By sex education, WAO does not mean education on how to have sex. It is about the prevention of unwanted pregnancies, HIV/AIDS and other forms of sexually transmitted diseases, as well as about responsibility, functions, consequences and hygiene. Apart from that, sex education must also incorporate the essential component of gender empowerment. In WAO’s experience, teenage girls have become pregnant because they were either duped, seduced, drugged or believed that it was the only way to hold on to their boyfriends. On the other hand, boys have the attitude that they can sow their wild oats and abandon their girlfriends without realising the gravity of the consequences. This attitude has to be challenged, and should be part and parcel of sex education. Girls and boys should be educated about power relationships, its dynamics and repercussions. Gender empowerment would also educate girls on their rights over their own bodies, and be made more aware of their right to say no without fear.

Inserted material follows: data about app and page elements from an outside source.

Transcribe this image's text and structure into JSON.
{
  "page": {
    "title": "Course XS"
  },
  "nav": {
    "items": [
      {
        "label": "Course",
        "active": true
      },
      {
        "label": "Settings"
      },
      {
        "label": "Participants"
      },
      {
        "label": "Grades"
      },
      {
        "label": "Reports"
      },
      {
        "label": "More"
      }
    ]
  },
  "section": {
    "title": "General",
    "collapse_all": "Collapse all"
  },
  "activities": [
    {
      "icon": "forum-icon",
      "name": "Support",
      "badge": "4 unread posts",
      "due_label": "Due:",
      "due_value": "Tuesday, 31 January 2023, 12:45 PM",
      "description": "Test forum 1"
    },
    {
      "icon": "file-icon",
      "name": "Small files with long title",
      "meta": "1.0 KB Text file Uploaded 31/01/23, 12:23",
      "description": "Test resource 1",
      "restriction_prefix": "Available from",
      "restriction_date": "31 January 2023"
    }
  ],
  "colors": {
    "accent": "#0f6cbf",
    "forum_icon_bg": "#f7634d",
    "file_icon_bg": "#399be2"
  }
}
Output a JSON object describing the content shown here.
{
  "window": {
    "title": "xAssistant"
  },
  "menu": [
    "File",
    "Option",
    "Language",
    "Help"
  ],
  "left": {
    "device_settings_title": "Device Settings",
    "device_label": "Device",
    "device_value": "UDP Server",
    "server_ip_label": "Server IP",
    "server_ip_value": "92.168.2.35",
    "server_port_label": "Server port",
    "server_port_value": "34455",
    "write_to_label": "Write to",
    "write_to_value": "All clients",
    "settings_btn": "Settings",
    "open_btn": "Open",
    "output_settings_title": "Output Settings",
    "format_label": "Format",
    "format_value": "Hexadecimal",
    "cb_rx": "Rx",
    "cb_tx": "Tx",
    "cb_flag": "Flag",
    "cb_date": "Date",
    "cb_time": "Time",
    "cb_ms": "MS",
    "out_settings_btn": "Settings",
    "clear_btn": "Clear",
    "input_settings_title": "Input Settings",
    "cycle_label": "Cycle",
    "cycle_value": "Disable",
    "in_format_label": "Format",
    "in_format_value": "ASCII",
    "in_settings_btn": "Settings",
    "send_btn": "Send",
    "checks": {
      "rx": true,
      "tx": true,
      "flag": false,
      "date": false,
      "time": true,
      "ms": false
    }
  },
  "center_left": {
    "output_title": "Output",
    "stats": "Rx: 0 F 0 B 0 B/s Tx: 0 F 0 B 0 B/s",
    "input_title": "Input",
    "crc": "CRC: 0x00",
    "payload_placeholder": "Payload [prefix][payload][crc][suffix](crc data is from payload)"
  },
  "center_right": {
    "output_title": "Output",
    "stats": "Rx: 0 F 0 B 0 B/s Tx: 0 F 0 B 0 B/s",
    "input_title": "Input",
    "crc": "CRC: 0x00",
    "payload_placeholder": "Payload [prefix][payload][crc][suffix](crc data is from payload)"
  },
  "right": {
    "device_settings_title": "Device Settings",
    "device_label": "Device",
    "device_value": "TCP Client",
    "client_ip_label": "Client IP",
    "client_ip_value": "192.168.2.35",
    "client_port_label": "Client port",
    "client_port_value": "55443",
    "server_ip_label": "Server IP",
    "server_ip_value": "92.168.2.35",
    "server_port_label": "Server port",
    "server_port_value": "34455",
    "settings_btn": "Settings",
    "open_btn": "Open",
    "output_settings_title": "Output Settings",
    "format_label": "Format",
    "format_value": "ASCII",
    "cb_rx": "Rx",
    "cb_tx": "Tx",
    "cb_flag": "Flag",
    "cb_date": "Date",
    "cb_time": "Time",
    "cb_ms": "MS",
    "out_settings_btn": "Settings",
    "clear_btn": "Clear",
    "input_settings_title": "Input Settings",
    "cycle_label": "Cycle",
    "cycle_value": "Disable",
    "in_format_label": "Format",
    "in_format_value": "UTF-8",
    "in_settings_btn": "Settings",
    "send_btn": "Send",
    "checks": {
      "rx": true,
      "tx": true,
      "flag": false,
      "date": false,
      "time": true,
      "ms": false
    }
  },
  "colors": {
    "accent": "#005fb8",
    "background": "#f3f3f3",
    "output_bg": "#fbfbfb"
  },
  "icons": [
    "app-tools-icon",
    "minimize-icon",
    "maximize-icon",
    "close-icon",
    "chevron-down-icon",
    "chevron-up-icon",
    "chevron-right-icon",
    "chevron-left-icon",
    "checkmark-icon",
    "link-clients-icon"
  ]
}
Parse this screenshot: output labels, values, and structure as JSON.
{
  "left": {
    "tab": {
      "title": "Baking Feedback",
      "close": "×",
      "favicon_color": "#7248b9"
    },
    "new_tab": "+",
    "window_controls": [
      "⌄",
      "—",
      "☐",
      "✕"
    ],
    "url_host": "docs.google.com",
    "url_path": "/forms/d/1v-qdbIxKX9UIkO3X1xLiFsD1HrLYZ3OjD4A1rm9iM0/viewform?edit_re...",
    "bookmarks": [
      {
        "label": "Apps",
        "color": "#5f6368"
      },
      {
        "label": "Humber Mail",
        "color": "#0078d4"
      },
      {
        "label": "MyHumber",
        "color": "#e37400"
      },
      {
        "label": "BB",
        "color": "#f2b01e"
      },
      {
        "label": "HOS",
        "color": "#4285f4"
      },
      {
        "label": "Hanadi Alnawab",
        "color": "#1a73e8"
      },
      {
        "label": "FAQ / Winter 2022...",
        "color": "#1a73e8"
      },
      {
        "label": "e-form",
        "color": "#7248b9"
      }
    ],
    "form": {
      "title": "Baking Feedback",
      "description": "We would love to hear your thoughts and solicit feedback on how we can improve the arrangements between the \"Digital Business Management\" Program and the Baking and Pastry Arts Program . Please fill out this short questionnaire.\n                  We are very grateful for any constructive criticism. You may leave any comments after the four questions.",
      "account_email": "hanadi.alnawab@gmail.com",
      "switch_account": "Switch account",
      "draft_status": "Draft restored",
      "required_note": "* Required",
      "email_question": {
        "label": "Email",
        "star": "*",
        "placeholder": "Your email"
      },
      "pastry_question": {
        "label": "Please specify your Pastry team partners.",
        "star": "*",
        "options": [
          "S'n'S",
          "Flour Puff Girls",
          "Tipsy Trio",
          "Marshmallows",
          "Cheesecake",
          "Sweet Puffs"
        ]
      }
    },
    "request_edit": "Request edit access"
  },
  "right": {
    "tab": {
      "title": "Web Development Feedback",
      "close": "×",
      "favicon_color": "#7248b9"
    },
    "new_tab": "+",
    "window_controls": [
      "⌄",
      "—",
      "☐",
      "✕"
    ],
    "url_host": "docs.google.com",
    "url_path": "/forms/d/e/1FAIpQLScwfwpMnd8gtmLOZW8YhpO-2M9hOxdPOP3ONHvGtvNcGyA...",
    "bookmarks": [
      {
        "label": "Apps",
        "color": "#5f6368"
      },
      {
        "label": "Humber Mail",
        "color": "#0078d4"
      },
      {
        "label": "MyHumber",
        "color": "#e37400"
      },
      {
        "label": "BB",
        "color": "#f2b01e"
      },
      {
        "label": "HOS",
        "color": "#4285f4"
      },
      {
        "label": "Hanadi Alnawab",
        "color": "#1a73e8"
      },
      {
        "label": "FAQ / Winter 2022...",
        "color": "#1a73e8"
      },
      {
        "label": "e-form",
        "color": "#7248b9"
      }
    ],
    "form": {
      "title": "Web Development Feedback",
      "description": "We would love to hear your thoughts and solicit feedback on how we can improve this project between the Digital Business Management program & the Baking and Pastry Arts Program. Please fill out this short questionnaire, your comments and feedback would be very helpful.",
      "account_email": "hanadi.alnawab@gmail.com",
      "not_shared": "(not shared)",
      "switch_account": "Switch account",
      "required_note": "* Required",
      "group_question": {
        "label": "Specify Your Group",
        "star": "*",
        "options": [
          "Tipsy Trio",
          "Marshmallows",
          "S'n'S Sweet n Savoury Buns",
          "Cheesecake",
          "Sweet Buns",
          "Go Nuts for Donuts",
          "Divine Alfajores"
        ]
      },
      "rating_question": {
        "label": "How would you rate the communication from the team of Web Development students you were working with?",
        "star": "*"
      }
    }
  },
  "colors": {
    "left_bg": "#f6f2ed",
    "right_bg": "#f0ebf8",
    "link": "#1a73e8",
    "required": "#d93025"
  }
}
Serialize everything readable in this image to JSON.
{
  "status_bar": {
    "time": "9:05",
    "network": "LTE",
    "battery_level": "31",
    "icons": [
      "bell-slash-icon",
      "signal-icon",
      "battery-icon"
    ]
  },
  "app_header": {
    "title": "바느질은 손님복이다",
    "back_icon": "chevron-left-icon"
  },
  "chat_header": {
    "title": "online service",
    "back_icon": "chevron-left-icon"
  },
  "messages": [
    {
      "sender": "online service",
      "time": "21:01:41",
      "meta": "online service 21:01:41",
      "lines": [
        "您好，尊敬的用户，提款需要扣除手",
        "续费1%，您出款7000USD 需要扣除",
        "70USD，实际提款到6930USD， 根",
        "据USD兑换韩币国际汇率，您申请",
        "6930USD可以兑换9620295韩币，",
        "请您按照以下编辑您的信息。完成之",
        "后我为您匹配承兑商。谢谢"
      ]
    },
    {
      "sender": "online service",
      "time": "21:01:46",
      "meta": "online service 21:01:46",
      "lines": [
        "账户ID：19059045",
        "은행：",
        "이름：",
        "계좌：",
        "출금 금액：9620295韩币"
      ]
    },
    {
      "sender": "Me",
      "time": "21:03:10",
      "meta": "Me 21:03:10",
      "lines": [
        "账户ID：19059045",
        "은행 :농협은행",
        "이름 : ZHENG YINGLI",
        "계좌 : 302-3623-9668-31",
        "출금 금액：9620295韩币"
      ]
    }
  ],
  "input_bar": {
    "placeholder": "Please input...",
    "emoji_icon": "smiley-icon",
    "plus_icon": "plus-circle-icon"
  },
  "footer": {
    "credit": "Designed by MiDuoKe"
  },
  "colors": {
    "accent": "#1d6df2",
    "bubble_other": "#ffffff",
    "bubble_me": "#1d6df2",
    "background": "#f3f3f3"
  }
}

WAO looks forward to working with the Ministry of Women and Family Development to advocate the Ministry of Education to address this issue.
Women’s Aid Organisation